Canada has sent approximately 2 000 personnel to participate in the live exercises to enhance interoperability and training with NATO allies. In preparation for Trident Juncture, the Canadian Armed Forces ran a three-year joint training program to prepare for the collective defence readiness scenario. The Canadian Armed Forces contribution includes: two frigates and two maritime coastal defence vessels from the Royal Canadian Navy, a Canadian Army light infantry battalion supported by a Brigade Head Quarter, eight CF-188 Hornet, one CC-150 Polaris aerial refueller, two CP-140 maritime patrol aircraft from the Royal Canadian Air Force, a Joint Task Force Support Component from Canadian Forces Joint Operations Support Group, and a National Command Element from 1st Canadian Division HQ. Canada’s participation in these exercises demonstrates Canada’s continued willingness and commitment to the Alliance. As one of the founding members of the Alliance, Canada has shown continual dedication to the multilateral security organization by having taken part in every NATO operation since the foundation of the Alliance. The Canadian Armed Forces have shown resolve in the face of growing Russian aggression and terrorism in Middle East. Current operations include Operation Impact to support the Global Coalition against ISIL and Operation Reassurance in Central and Eastern Europe to reinforce NATO’s collective defence. In the past, Canada has also participated in NATO missions such the International Security Assistance Force (ISAF) in Afghanistan. The NATO-led mission sanctioned by the United Nations deployed 40,000 Canadian Armed Forces members in the roles of combat, security, development, support, and training. The deployment was the largest military engagement of CAF personnel since the World War II. In 2011, Canadian Forces also participated in Operation Unified Protector in Libya.

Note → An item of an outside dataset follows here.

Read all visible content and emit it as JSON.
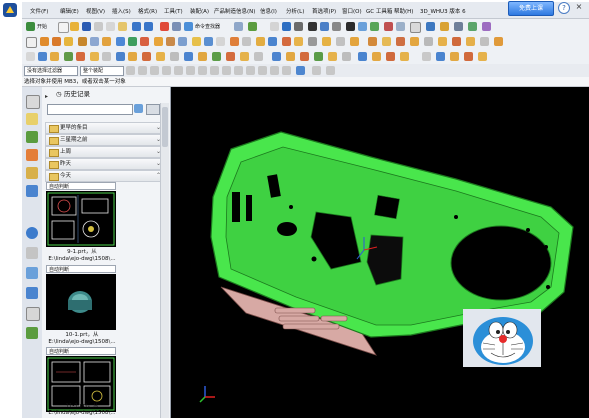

Trident Juncture will be concluding on November 7th. The exercise will strengthen the Alliances capability to handle an Article 5 scenario and improve interoperability between allies. The exercises will prove to the Alliance what areas of deterrence and defence can be improved upon and how well the allies will respond to a common threat.


Featured Image: Canadian Armed Forces prepares to board Her Majesty’s Canadian Ship VILLE DE QUÉBEC’s during Exercise TRIDENT JUNCTURE | 4 November 2018. (Official Image taken by MCpl Gabrielle DesRochers) –

Picture: Trident Juncture 2018 Exercise Map –


Disclaimer: Any views or opinions expressed in articles are solely those of the authors and do not necessarily represent the views of the NATO Association of Canada.

Sivan Ghasem
Sivan Ghasem is currently a Junior Research Fellow with the NATO Association of Canada. Ms. Ghasem has two Master's degrees in International Relations and Diplomacy from the American Graduate School in Paris and a second degree in International Law and Economics from Paris Saclay University. She recently completed an internship at the NATO headquarters in Brussels, Belguim in the Policial Affairs and Security Policy Section: Middle East and North Africa. She primarly focused on relations and cooperation activities between NATO and their partner countries in the MENA region. She is bilingual in French and English.